__EXERCISE DESCRIPTION__. Collect each line of the entries that holds the string "Aufträge".

__STUDY MATERIAL__.
● ● ● ● ● ● ●
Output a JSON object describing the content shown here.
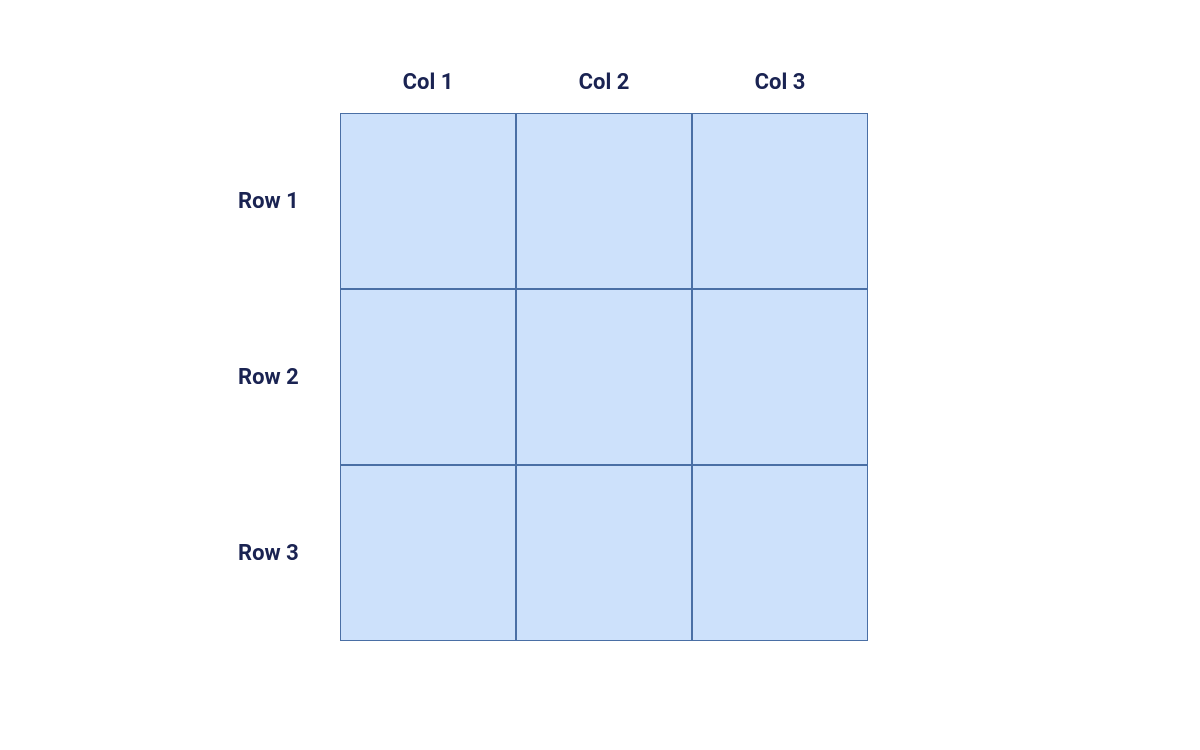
{
  "grid": {
    "columns": [
      "Col 1",
      "Col 2",
      "Col 3"
    ],
    "rows": [
      "Row 1",
      "Row 2",
      "Row 3"
    ],
    "cells": [
      [
        "",
        "",
        ""
      ],
      [
        "",
        "",
        ""
      ],
      [
        "",
        "",
        ""
      ]
    ],
    "colors": {
      "cell_fill": "#cde1fb",
      "cell_border": "#4a6fa5",
      "label_text": "#1a2352"
    }
  }
}
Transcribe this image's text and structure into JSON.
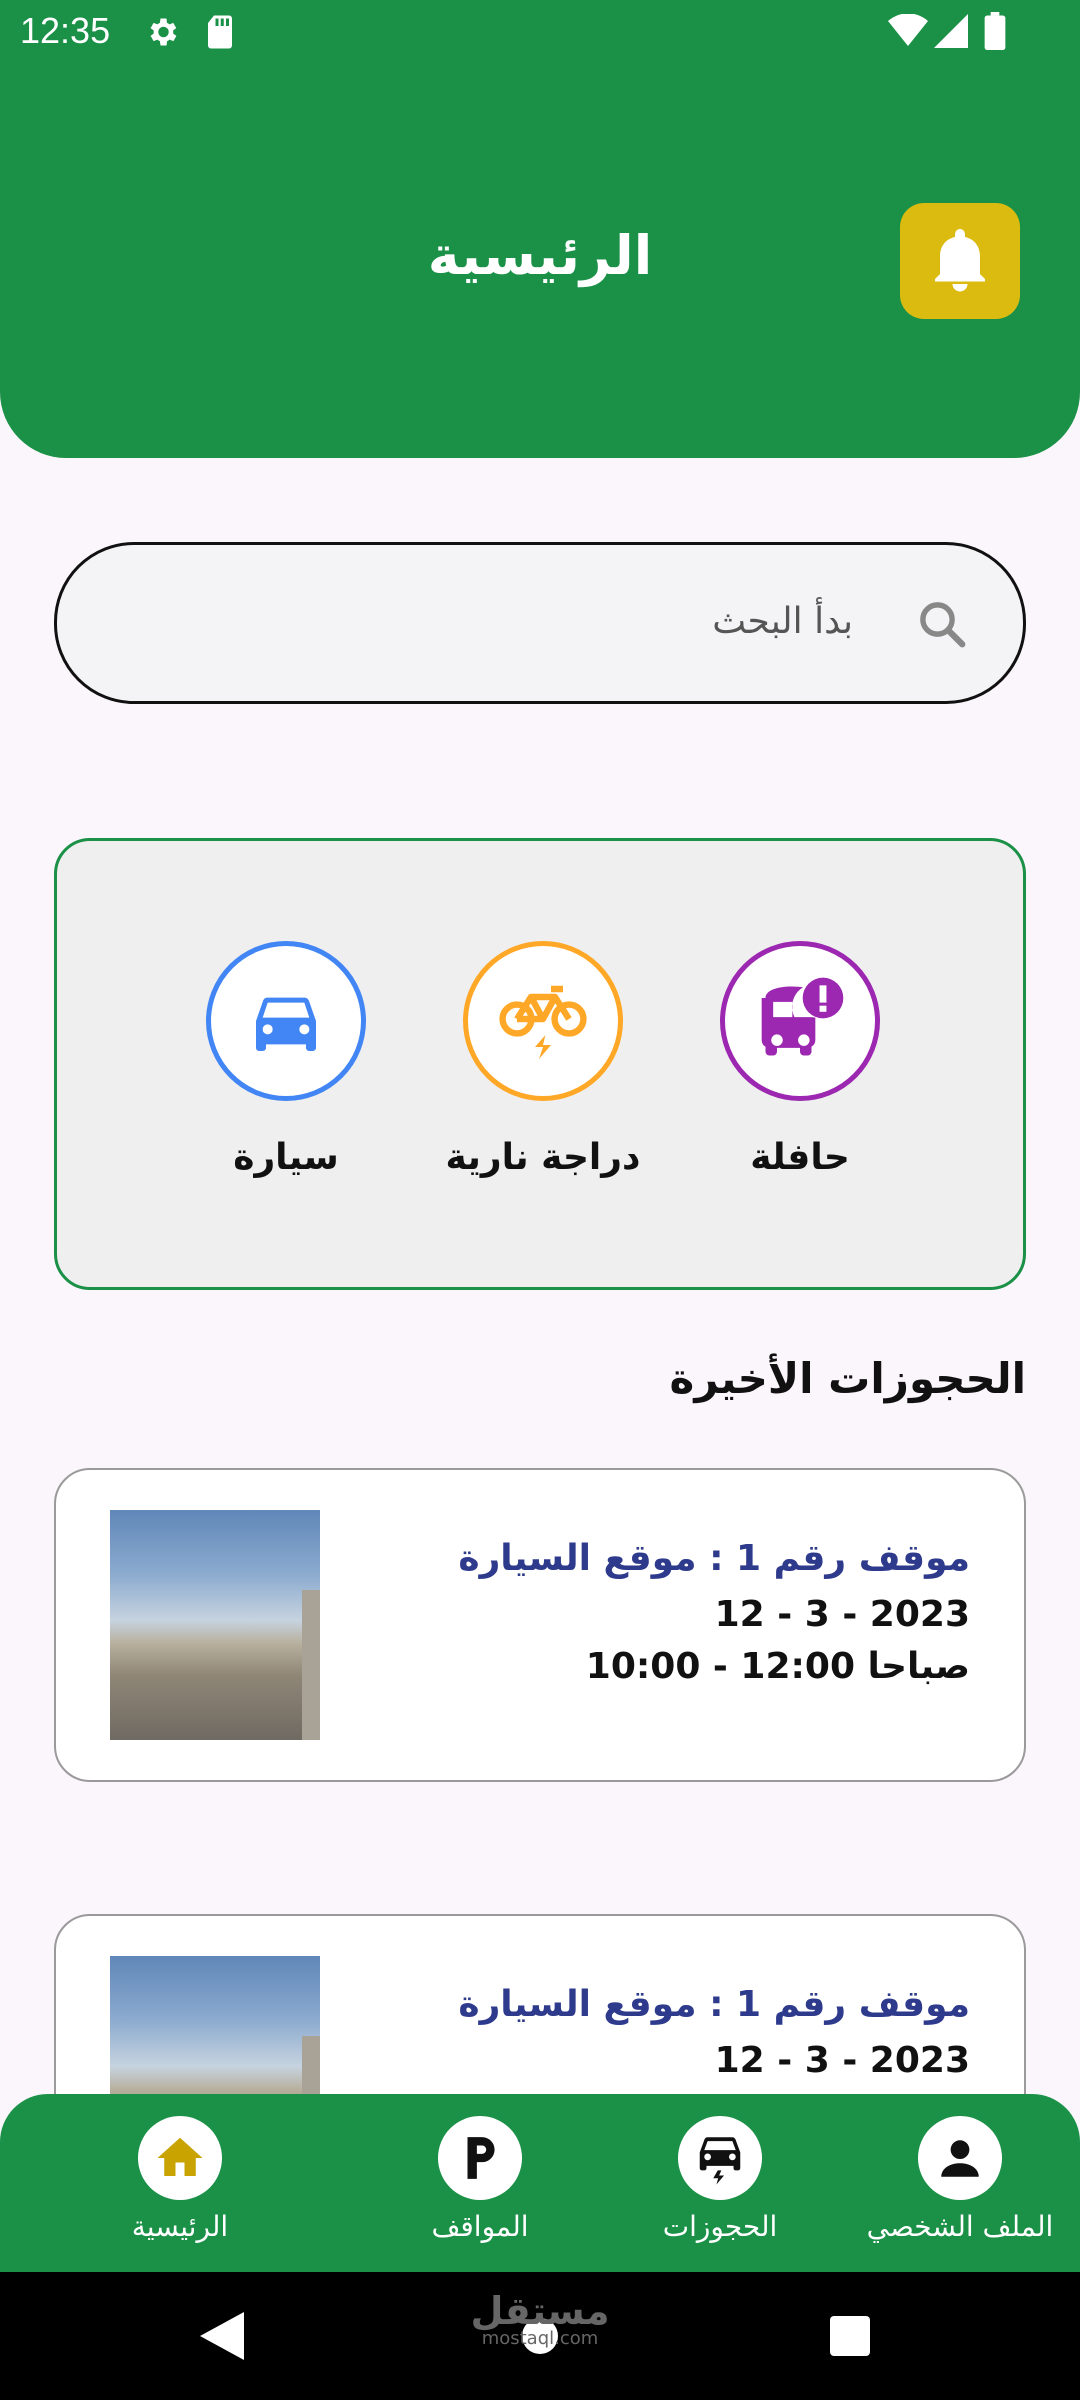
{
  "status_bar": {
    "time": "12:35"
  },
  "header": {
    "title": "الرئيسية"
  },
  "search": {
    "placeholder": "بدأ البحث"
  },
  "categories": [
    {
      "label": "حافلة",
      "icon": "bus-alert-icon",
      "color": "#9c27b0"
    },
    {
      "label": "دراجة نارية",
      "icon": "electric-bike-icon",
      "color": "#ffa726"
    },
    {
      "label": "سيارة",
      "icon": "car-icon",
      "color": "#4285f4"
    }
  ],
  "recent": {
    "title": "الحجوزات الأخيرة",
    "items": [
      {
        "title": "موقف رقم 1 : موقع السيارة",
        "date": "2023 - 3 - 12",
        "time": "صباحا 12:00 - 10:00"
      },
      {
        "title": "موقف رقم 1 : موقع السيارة",
        "date": "2023 - 3 - 12",
        "time": ""
      }
    ]
  },
  "nav": [
    {
      "label": "الملف الشخصي",
      "icon": "person-icon"
    },
    {
      "label": "الحجوزات",
      "icon": "car-charge-icon"
    },
    {
      "label": "المواقف",
      "icon": "parking-icon"
    },
    {
      "label": "الرئيسية",
      "icon": "home-icon"
    }
  ],
  "colors": {
    "primary": "#1a9147",
    "bell": "#dbbb10",
    "booking_title": "#2e3a8c",
    "home_icon": "#c9a400"
  },
  "watermark": {
    "main": "مستقل",
    "sub": "mostaql.com"
  }
}
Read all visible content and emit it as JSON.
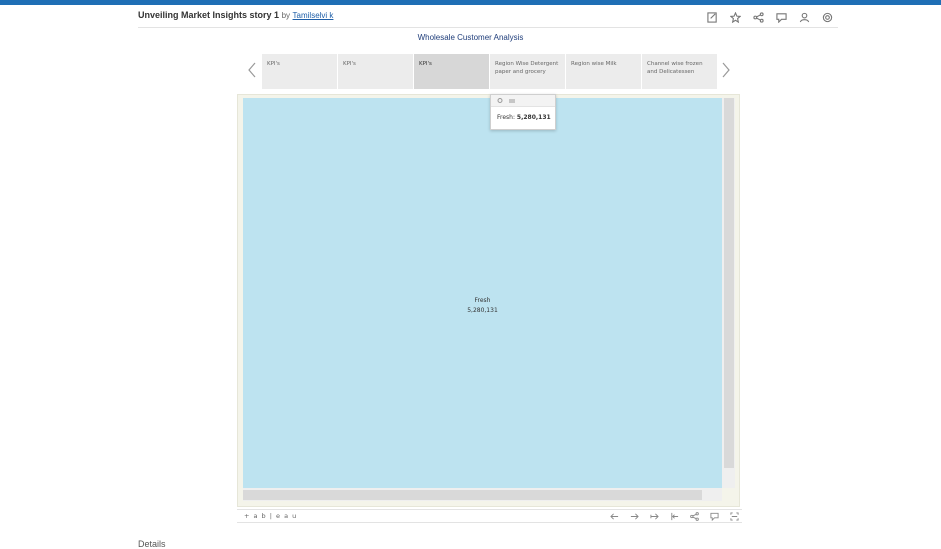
{
  "header": {
    "title": "Unveiling Market Insights story 1",
    "by": "by",
    "author": "Tamilselvi k",
    "actions": [
      "edit-icon",
      "star-icon",
      "share-icon",
      "comment-icon",
      "subscribe-icon",
      "settings-icon"
    ]
  },
  "story": {
    "title": "Wholesale Customer Analysis",
    "tabs": [
      {
        "label": "KPI's"
      },
      {
        "label": "KPI's"
      },
      {
        "label": "KPI's"
      },
      {
        "label": "Region Wise Detergent paper and grocery"
      },
      {
        "label": "Region wise Milk"
      },
      {
        "label": "Channel wise frozen and Delicatessen"
      }
    ],
    "active_tab": 2
  },
  "tooltip": {
    "label": "Fresh:",
    "value": "5,280,131"
  },
  "treemap": {
    "category": "Fresh",
    "value": "5,280,131",
    "color": "#bde3f0"
  },
  "toolbar": {
    "brand": "+ a b | e a u",
    "icons": [
      "undo-icon",
      "redo-icon",
      "revert-icon",
      "first-icon",
      "share-icon",
      "comment-icon",
      "fullscreen-icon"
    ]
  },
  "footer": {
    "details": "Details"
  },
  "colors": {
    "topbar": "#1f6fb5",
    "story_title": "#1f3d7a"
  }
}
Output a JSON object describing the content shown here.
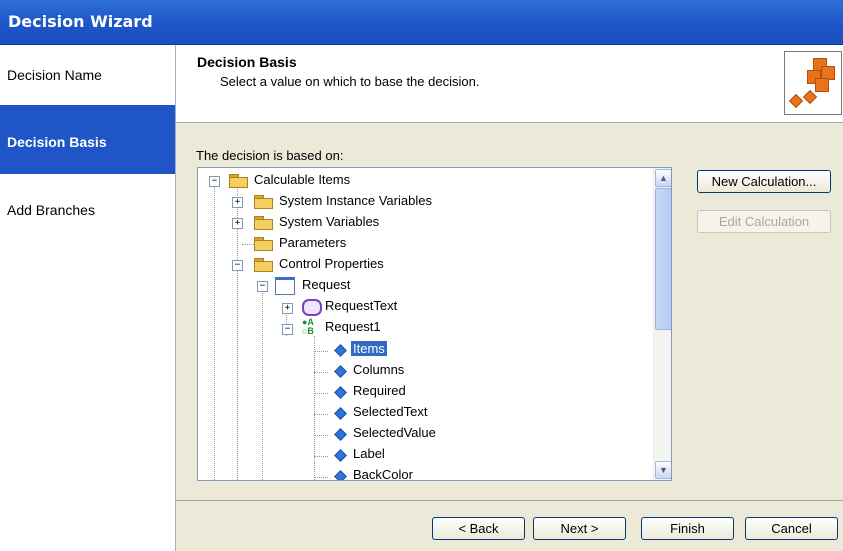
{
  "window": {
    "title": "Decision Wizard"
  },
  "nav": {
    "items": [
      {
        "label": "Decision Name",
        "active": false
      },
      {
        "label": "Decision Basis",
        "active": true
      },
      {
        "label": "Add Branches",
        "active": false
      }
    ]
  },
  "header": {
    "title": "Decision Basis",
    "subtitle": "Select a value on which to base the decision.",
    "icon": "cubes-icon"
  },
  "content": {
    "based_on_label": "The decision is based on:"
  },
  "tree": {
    "root": "Calculable Items",
    "system_instance": "System Instance Variables",
    "system_vars": "System Variables",
    "parameters": "Parameters",
    "control_props": "Control Properties",
    "request": "Request",
    "request_text": "RequestText",
    "request1": "Request1",
    "items": "Items",
    "columns": "Columns",
    "required": "Required",
    "selected_text": "SelectedText",
    "selected_value": "SelectedValue",
    "label": "Label",
    "back_color": "BackColor",
    "selected": "Items"
  },
  "buttons": {
    "new_calc": "New Calculation...",
    "edit_calc": "Edit Calculation",
    "back": "< Back",
    "next": "Next >",
    "finish": "Finish",
    "cancel": "Cancel"
  },
  "colors": {
    "title_bar": "#1c55c8",
    "nav_active": "#1f55c6",
    "selection": "#316ac5",
    "background": "#ece9d8"
  }
}
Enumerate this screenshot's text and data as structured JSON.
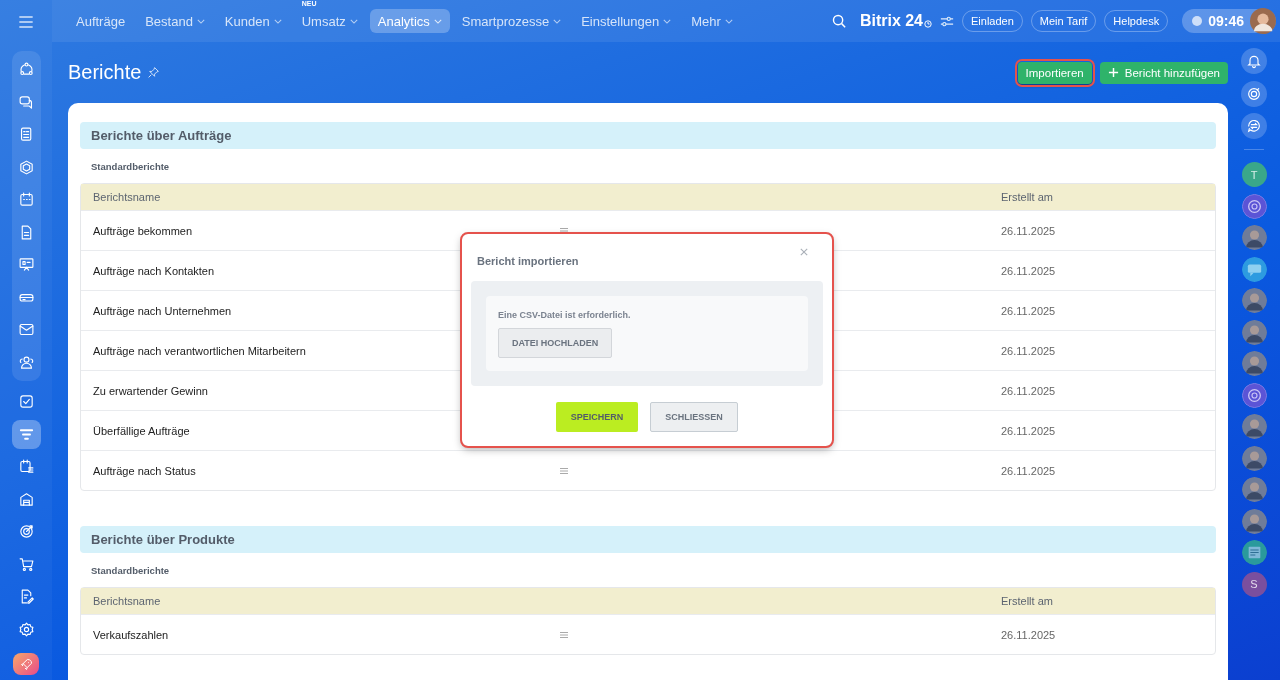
{
  "top_nav": {
    "items": [
      {
        "label": "Aufträge",
        "selected": false,
        "has_menu": false
      },
      {
        "label": "Bestand",
        "selected": false,
        "has_menu": true
      },
      {
        "label": "Kunden",
        "selected": false,
        "has_menu": true
      },
      {
        "label": "Umsatz",
        "selected": false,
        "has_menu": true,
        "badge": "NEU"
      },
      {
        "label": "Analytics",
        "selected": true,
        "has_menu": true
      },
      {
        "label": "Smartprozesse",
        "selected": false,
        "has_menu": true
      },
      {
        "label": "Einstellungen",
        "selected": false,
        "has_menu": true
      },
      {
        "label": "Mehr",
        "selected": false,
        "has_menu": true
      }
    ],
    "brand": {
      "name": "Bitrix",
      "number": "24"
    },
    "buttons": [
      "Einladen",
      "Mein Tarif",
      "Helpdesk"
    ],
    "time": "09:46"
  },
  "left_sidebar": {
    "pinned": [
      {
        "selected": false
      },
      {
        "selected": false
      },
      {
        "selected": false
      },
      {
        "selected": false
      },
      {
        "selected": false
      },
      {
        "selected": false
      },
      {
        "selected": false
      },
      {
        "selected": false
      },
      {
        "selected": false
      },
      {
        "selected": false
      }
    ],
    "items": [
      {
        "selected": false
      },
      {
        "selected": true
      },
      {
        "selected": false
      },
      {
        "selected": false
      },
      {
        "selected": false
      },
      {
        "selected": false
      },
      {
        "selected": false
      },
      {
        "selected": false
      }
    ]
  },
  "right_sidebar": {
    "chats": [
      {
        "kind": "letter",
        "text": "T",
        "color": "#3aa789"
      },
      {
        "kind": "copilot"
      },
      {
        "kind": "avatar"
      },
      {
        "kind": "chat"
      },
      {
        "kind": "avatar"
      },
      {
        "kind": "avatar"
      },
      {
        "kind": "avatar"
      },
      {
        "kind": "copilot"
      },
      {
        "kind": "avatar"
      },
      {
        "kind": "avatar"
      },
      {
        "kind": "avatar"
      },
      {
        "kind": "avatar"
      },
      {
        "kind": "news"
      },
      {
        "kind": "letter",
        "text": "S",
        "color": "#7a4f9e"
      }
    ]
  },
  "page": {
    "title": "Berichte",
    "actions": [
      {
        "label": "Importieren",
        "kind": "import",
        "highlighted": true
      },
      {
        "label": "Bericht hinzufügen",
        "kind": "add",
        "highlighted": false
      }
    ]
  },
  "sections": [
    {
      "title": "Berichte über Aufträge",
      "subtitle": "Standardberichte",
      "columns": [
        "Berichtsname",
        "Erstellt am"
      ],
      "rows": [
        {
          "name": "Aufträge bekommen",
          "drag_handle": true,
          "created": "26.11.2025"
        },
        {
          "name": "Aufträge nach Kontakten",
          "created": "26.11.2025"
        },
        {
          "name": "Aufträge nach Unternehmen",
          "created": "26.11.2025"
        },
        {
          "name": "Aufträge nach verantwortlichen Mitarbeitern",
          "created": "26.11.2025"
        },
        {
          "name": "Zu erwartender Gewinn",
          "created": "26.11.2025"
        },
        {
          "name": "Überfällige Aufträge",
          "created": "26.11.2025"
        },
        {
          "name": "Aufträge nach Status",
          "drag_handle": true,
          "created": "26.11.2025"
        }
      ]
    },
    {
      "title": "Berichte über Produkte",
      "subtitle": "Standardberichte",
      "columns": [
        "Berichtsname",
        "Erstellt am"
      ],
      "rows": [
        {
          "name": "Verkaufszahlen",
          "drag_handle": true,
          "created": "26.11.2025"
        }
      ]
    }
  ],
  "dialog": {
    "title": "Bericht importieren",
    "highlighted": true,
    "hint": "Eine CSV-Datei ist erforderlich.",
    "upload": "DATEI HOCHLADEN",
    "buttons": [
      {
        "label": "SPEICHERN",
        "kind": "primary"
      },
      {
        "label": "SCHLIESSEN",
        "kind": "secondary"
      }
    ]
  }
}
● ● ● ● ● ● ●
__SOLUTION TO THIS EXERCISE__.
        "label": "Aufträge",
      "title": "Berichte über Aufträge",
          "name": "Aufträge bekommen",
          "name": "Aufträge nach Kontakten",
          "name": "Aufträge nach Unternehmen",
          "name": "Aufträge nach verantwortlichen Mitarbeitern",
          "name": "Überfällige Aufträge",
          "name": "Aufträge nach Status",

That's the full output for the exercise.